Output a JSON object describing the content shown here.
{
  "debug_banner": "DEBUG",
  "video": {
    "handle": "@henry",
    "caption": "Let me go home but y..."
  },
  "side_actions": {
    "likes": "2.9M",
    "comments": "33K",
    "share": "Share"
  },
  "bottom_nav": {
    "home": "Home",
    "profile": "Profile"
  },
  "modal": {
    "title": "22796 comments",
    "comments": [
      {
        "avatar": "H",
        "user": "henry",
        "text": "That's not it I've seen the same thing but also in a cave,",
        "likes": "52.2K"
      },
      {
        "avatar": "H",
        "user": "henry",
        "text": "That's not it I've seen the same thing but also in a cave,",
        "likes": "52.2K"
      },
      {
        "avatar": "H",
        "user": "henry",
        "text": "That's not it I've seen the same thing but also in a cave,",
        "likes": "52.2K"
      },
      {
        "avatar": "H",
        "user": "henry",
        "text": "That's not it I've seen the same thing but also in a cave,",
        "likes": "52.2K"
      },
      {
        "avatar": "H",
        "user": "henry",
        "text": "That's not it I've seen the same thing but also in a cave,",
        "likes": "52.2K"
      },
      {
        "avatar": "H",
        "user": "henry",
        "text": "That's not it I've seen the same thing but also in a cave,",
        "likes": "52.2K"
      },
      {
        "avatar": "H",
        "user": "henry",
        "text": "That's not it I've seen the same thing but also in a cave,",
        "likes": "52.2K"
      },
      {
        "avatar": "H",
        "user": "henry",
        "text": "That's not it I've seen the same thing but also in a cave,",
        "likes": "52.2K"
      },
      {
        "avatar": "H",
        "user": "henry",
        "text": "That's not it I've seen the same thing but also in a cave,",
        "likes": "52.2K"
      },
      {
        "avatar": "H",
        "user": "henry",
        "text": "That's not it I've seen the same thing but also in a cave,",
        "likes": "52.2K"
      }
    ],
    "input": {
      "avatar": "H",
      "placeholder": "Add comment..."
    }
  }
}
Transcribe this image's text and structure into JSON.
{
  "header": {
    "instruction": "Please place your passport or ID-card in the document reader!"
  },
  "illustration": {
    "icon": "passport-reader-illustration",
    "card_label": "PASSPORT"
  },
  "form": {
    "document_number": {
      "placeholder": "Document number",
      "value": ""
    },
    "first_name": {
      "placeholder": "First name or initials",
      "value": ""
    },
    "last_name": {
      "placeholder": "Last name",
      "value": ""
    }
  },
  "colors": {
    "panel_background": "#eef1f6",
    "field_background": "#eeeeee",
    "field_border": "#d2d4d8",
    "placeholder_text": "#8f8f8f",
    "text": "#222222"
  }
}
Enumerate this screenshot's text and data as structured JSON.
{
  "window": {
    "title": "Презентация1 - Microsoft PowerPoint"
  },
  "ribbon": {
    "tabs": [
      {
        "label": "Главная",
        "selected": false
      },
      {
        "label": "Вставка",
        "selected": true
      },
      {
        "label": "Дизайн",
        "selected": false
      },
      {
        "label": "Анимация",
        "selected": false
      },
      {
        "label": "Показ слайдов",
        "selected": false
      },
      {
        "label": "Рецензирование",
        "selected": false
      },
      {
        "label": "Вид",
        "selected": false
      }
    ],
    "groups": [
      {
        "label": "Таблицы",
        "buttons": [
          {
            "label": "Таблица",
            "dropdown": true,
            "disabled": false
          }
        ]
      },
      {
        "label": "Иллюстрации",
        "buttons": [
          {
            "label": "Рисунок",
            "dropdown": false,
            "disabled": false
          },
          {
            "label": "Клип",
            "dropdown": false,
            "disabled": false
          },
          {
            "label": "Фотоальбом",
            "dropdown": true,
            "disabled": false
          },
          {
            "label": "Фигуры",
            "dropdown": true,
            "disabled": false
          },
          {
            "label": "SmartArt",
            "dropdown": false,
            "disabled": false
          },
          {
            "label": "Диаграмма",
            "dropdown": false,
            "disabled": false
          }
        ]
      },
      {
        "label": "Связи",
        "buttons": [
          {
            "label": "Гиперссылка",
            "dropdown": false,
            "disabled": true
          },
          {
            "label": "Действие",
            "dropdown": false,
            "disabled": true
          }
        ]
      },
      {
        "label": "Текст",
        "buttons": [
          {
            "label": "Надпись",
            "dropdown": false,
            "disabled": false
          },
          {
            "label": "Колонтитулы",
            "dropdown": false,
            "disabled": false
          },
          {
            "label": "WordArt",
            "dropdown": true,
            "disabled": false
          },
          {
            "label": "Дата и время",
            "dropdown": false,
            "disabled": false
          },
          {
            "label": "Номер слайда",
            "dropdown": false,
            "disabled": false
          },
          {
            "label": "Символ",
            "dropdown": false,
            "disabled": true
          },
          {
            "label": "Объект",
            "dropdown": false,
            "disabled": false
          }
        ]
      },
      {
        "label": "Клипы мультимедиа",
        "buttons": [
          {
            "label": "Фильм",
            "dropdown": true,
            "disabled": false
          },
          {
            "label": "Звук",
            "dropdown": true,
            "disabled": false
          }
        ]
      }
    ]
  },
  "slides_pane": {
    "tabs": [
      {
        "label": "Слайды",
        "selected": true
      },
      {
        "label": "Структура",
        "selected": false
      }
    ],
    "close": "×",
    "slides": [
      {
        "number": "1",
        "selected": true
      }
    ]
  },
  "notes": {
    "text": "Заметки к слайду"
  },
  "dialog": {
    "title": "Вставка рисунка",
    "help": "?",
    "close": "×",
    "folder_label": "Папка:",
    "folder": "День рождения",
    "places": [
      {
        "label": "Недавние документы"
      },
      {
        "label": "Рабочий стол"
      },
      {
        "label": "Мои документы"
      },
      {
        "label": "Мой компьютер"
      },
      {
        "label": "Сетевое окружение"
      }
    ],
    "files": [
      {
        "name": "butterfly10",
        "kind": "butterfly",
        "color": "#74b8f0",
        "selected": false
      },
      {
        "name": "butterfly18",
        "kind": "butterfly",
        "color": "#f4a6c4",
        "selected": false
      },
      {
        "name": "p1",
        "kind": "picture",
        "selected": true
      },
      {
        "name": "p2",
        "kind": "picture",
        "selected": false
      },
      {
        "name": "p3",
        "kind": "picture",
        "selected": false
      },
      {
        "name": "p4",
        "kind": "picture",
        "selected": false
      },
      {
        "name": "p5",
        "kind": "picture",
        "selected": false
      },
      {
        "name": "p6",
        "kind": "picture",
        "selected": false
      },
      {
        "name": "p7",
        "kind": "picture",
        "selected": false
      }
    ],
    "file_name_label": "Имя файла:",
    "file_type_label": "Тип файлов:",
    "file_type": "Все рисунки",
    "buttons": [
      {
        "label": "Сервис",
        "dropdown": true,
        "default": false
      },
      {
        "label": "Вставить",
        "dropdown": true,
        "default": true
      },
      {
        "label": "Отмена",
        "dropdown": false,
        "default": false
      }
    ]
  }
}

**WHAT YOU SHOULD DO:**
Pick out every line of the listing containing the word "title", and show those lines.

**SOLUTION:**
    "title": "22796 comments",
    "title": "Презентация1 - Microsoft PowerPoint"
    "title": "Вставка рисунка",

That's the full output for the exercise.